I love camping and hiking. I love hiking so much that I have traveled to other continents in pursuit of fabled trails. I love camping, too. In fact, one of my earlier childhood memories was playing in a tent my mom set up in the yard. Having a deep appreciation of both activities, I had never put them together until recently. Backpacking always seemed like the logical next step, but it held its own set of challenges and barriers with an intimidation factor holding me back.
I wanted to believe that I was capable, but needed a gentle introduction. When a colleague suggested that the three of us, Alix, Keya and I, undertake a trip to document the basics of backpacking for social media purposes, which would help increase our photo and video resources, I utilized the rules of stand-up comedy by responding “Yes and…”
We included our video and social media staff member, Taylor, and set a date a few months out. However, we didn’t start planning for it until the week before.
We had quite a lot in common, coming from non-traditional user groups, a love of the outdoors, an eagerness to learn, and a desire to prove that a group of three women could hack it on the trail as beginners.
After consulting with Brian, a Diversity Outreach Volunteer and Appalachian Trail thru-hiker, we choose a trail that could serve as a loop. Brian taught us to select a trail with easy access to water that we could filter, which can help keep your backpack weight down and reduce the stress of planning and finding viable water sources.
He also pointed out tips and tricks on reading a topographic map, estimating mileage, and developing an emergency action plan. Brian passed along veteran knowledge on gear and packing lists, in addition to outfitting a member of our party with the basic combination of crucial supplies: backpack, tent/shelter, sleeping bag, sleeping pad and stove.
We all met over coffee to review the map, make shopping lists, prepare a social media plan and try to calm any last-minute jitters. We also determined a few basic skills that we needed to practice before hitting the trail.
Two days before the trip we met after work at my house to practice hanging food, using the two types of stoves we had, setting up our tents and making a menu. This is when it started to feel real! Imagine the five of us standing in my front yard practicing hanging food on a dogwood tree in downtown Columbia. We got some funny looks, especially when we had to fetch the ladder to retrieve an errant toss! After ensuring we were all capable of suspending the food bag, we moved on to getting familiar with the tents as each were different, then we polished off the evening with learning how to situate the gear into our packs.

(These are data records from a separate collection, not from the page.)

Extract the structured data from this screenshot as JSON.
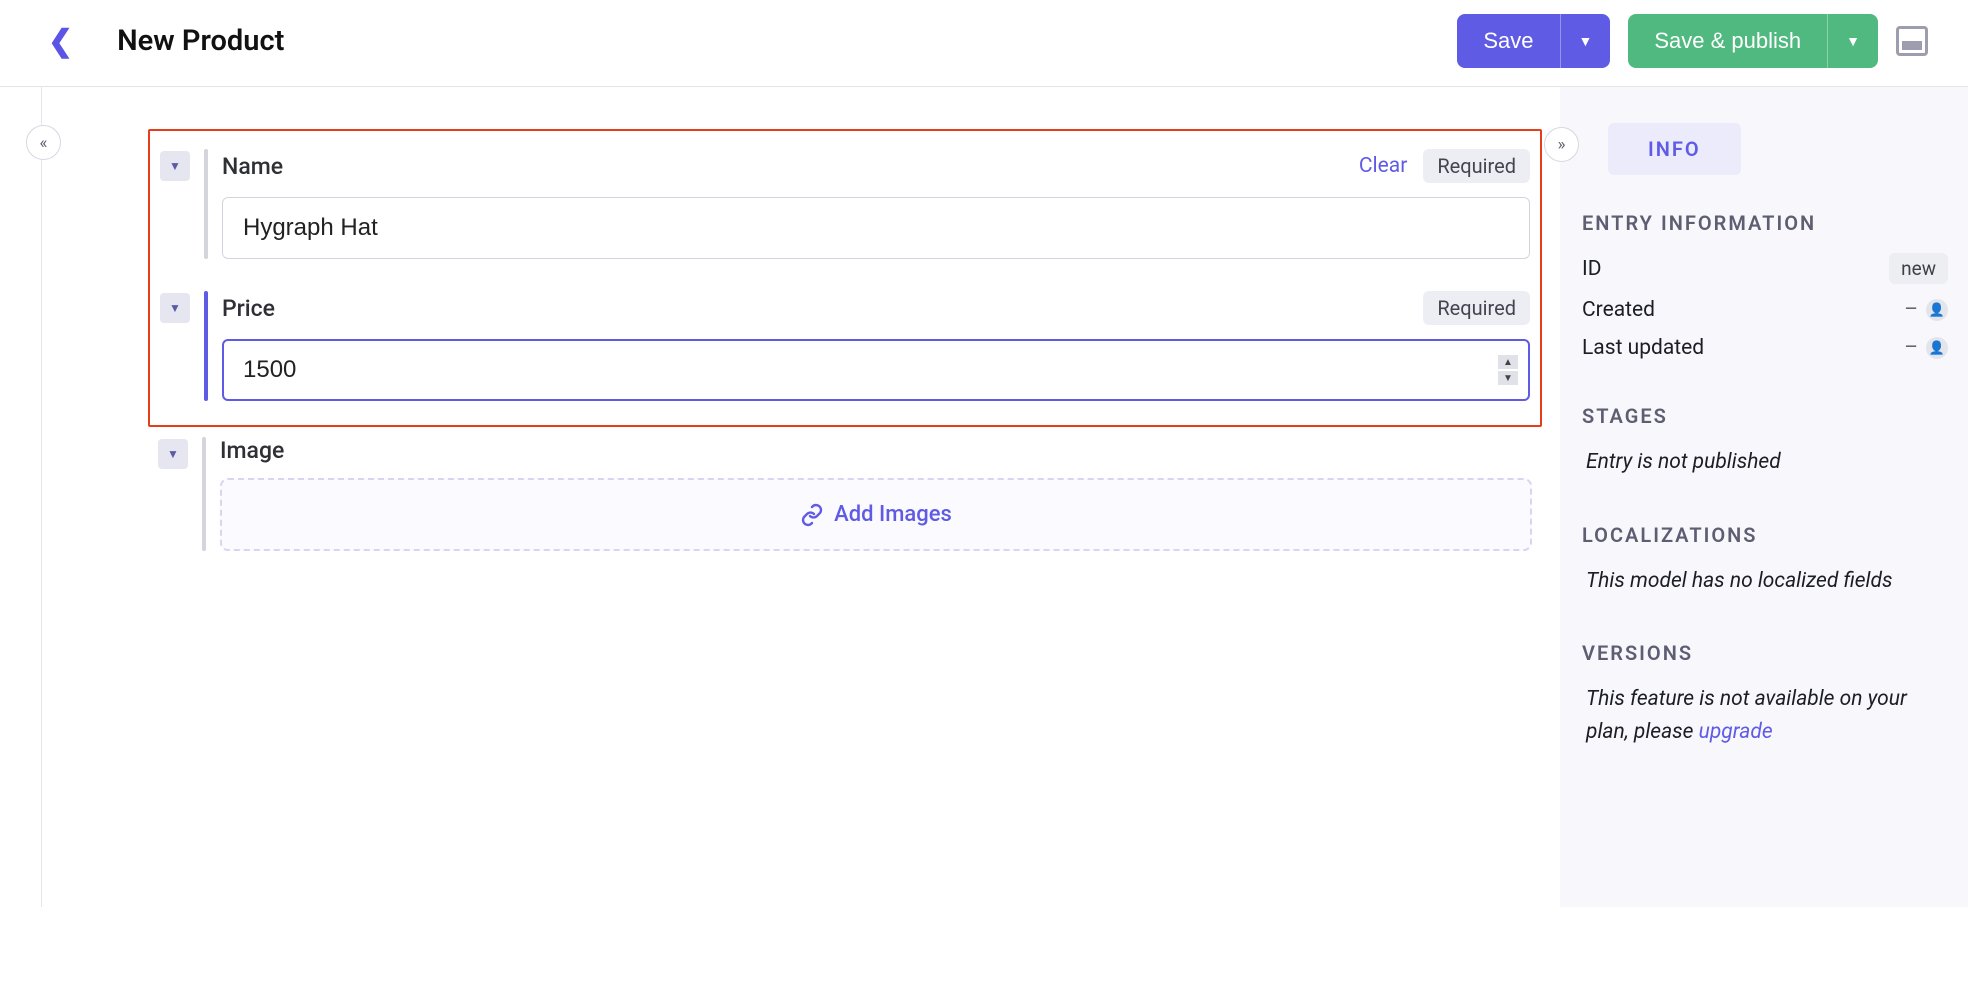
{
  "header": {
    "title": "New Product",
    "save_label": "Save",
    "save_publish_label": "Save & publish"
  },
  "fields": {
    "name": {
      "label": "Name",
      "value": "Hygraph Hat",
      "clear": "Clear",
      "required": "Required"
    },
    "price": {
      "label": "Price",
      "value": "1500",
      "required": "Required"
    },
    "image": {
      "label": "Image",
      "add_button": "Add Images"
    }
  },
  "sidebar": {
    "info_tab": "INFO",
    "entry_info": {
      "title": "ENTRY INFORMATION",
      "id_label": "ID",
      "id_value": "new",
      "created_label": "Created",
      "created_value": "–",
      "updated_label": "Last updated",
      "updated_value": "–"
    },
    "stages": {
      "title": "STAGES",
      "note": "Entry is not published"
    },
    "localizations": {
      "title": "LOCALIZATIONS",
      "note": "This model has no localized fields"
    },
    "versions": {
      "title": "VERSIONS",
      "note_prefix": "This feature is not available on your plan, please ",
      "upgrade": "upgrade"
    }
  }
}
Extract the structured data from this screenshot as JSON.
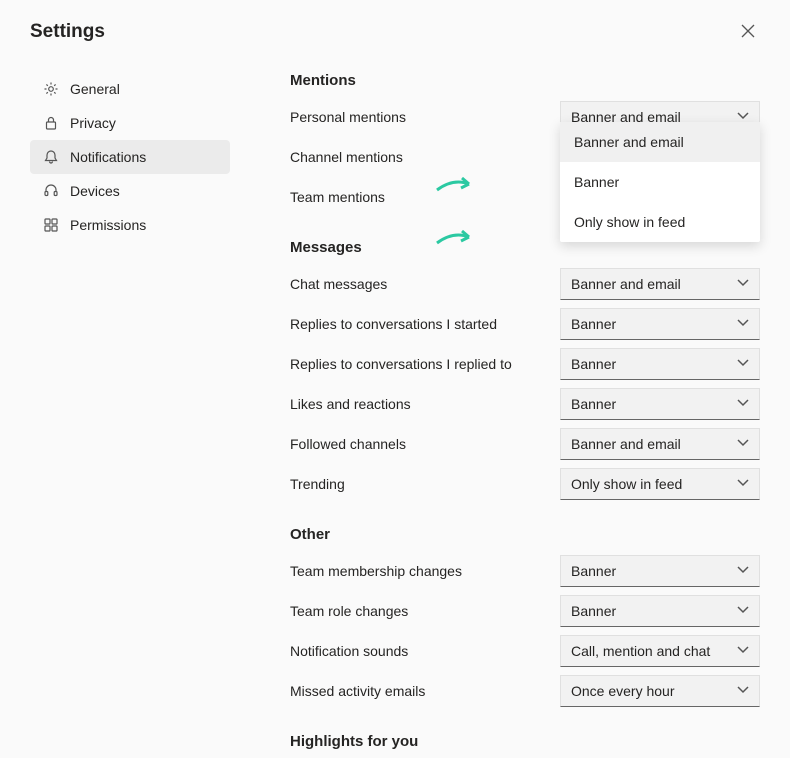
{
  "header": {
    "title": "Settings"
  },
  "sidebar": {
    "items": [
      {
        "label": "General"
      },
      {
        "label": "Privacy"
      },
      {
        "label": "Notifications"
      },
      {
        "label": "Devices"
      },
      {
        "label": "Permissions"
      }
    ]
  },
  "sections": {
    "mentions": {
      "title": "Mentions",
      "rows": {
        "personal": {
          "label": "Personal mentions",
          "value": "Banner and email"
        },
        "channel": {
          "label": "Channel mentions"
        },
        "team": {
          "label": "Team mentions"
        }
      },
      "dropdown": {
        "options": [
          "Banner and email",
          "Banner",
          "Only show in feed"
        ]
      }
    },
    "messages": {
      "title": "Messages",
      "rows": {
        "chat": {
          "label": "Chat messages",
          "value": "Banner and email"
        },
        "replies_started": {
          "label": "Replies to conversations I started",
          "value": "Banner"
        },
        "replies_replied": {
          "label": "Replies to conversations I replied to",
          "value": "Banner"
        },
        "likes": {
          "label": "Likes and reactions",
          "value": "Banner"
        },
        "followed": {
          "label": "Followed channels",
          "value": "Banner and email"
        },
        "trending": {
          "label": "Trending",
          "value": "Only show in feed"
        }
      }
    },
    "other": {
      "title": "Other",
      "rows": {
        "membership": {
          "label": "Team membership changes",
          "value": "Banner"
        },
        "role": {
          "label": "Team role changes",
          "value": "Banner"
        },
        "sounds": {
          "label": "Notification sounds",
          "value": "Call, mention and chat"
        },
        "missed": {
          "label": "Missed activity emails",
          "value": "Once every hour"
        }
      }
    },
    "highlights": {
      "title": "Highlights for you"
    }
  }
}
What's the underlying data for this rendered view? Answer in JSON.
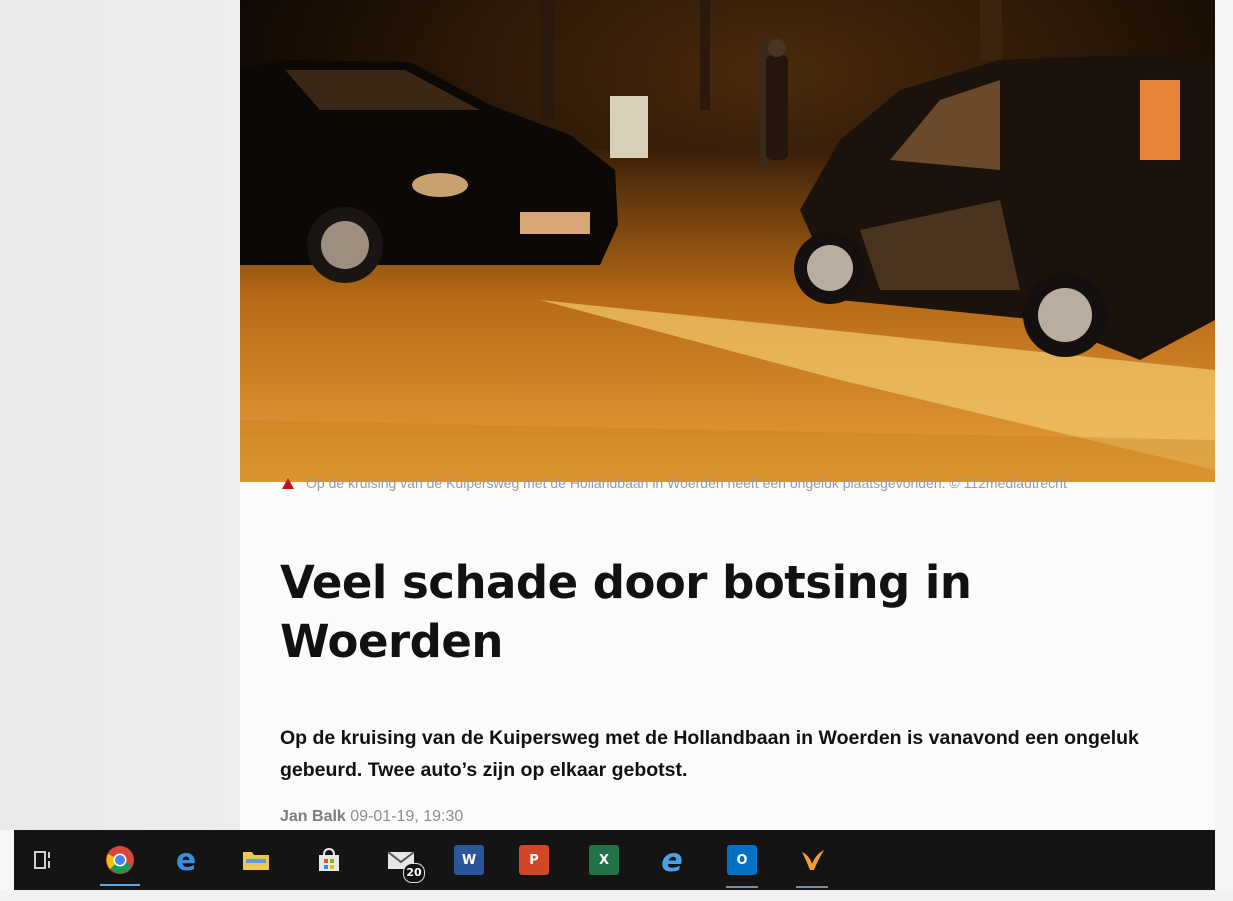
{
  "article": {
    "caption": "Op de kruising van de Kuipersweg met de Hollandbaan in Woerden heeft een ongeluk plaatsgevonden. © 112mediautrecht",
    "headline": "Veel schade door botsing in Woerden",
    "lead": "Op de kruising van de Kuipersweg met de Hollandbaan in Woerden is vanavond een ongeluk gebeurd. Twee auto’s zijn op elkaar gebotst.",
    "author": "Jan Balk",
    "timestamp": "09-01-19, 19:30"
  },
  "taskbar": {
    "items": [
      {
        "name": "task-view",
        "icon": "task-view-icon"
      },
      {
        "name": "chrome",
        "icon": "chrome-icon"
      },
      {
        "name": "edge",
        "icon": "edge-icon"
      },
      {
        "name": "file-explorer",
        "icon": "folder-icon"
      },
      {
        "name": "store",
        "icon": "store-icon"
      },
      {
        "name": "mail",
        "icon": "mail-icon",
        "badge": "20"
      },
      {
        "name": "word",
        "icon": "word-icon",
        "label": "W"
      },
      {
        "name": "powerpoint",
        "icon": "powerpoint-icon",
        "label": "P"
      },
      {
        "name": "excel",
        "icon": "excel-icon",
        "label": "X"
      },
      {
        "name": "internet-explorer",
        "icon": "ie-icon",
        "label": "e"
      },
      {
        "name": "outlook",
        "icon": "outlook-icon",
        "label": "O"
      },
      {
        "name": "app-bird",
        "icon": "bird-icon"
      }
    ]
  },
  "colors": {
    "caption_triangle": "#c0141a",
    "taskbar": "#141414",
    "chrome_accent": "#5aa9e6"
  }
}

Through our practice session, I realized that I either needed a new, larger backpack or a smaller sleeping bag. This is when things hit a low for me. My backpack was a gift from my family in 2010 when I took off “backpacking” in Europe. It was a smaller pack designed for clothing, not for toting gear. My sleeping bag was also of that nature, but even older, clocking in from 2002. It was bulky and heavy, taking up half of my pack. A sinking feeling set in that I was going to have to bite the bullet and spend money for upgrades.
Choosing both items is very personal and can take a lot of time in research, which I didn’t have. Buying both a pack and sleeping bag began to feel like a commitment I wasn’t ready to make; what if I didn’t love backpacking and had just invested in new gear I wouldn’t use? Alix reassured me, “You’ll love it, don’t worry.”
After a last-minute trip to Mast General Store, and with guidance from helpful staff, I was set and ready for the trail!
How did the hike go? What about the Spam? Read the rest of the story online to find out. (Spoiler alert: All three made it home safely.)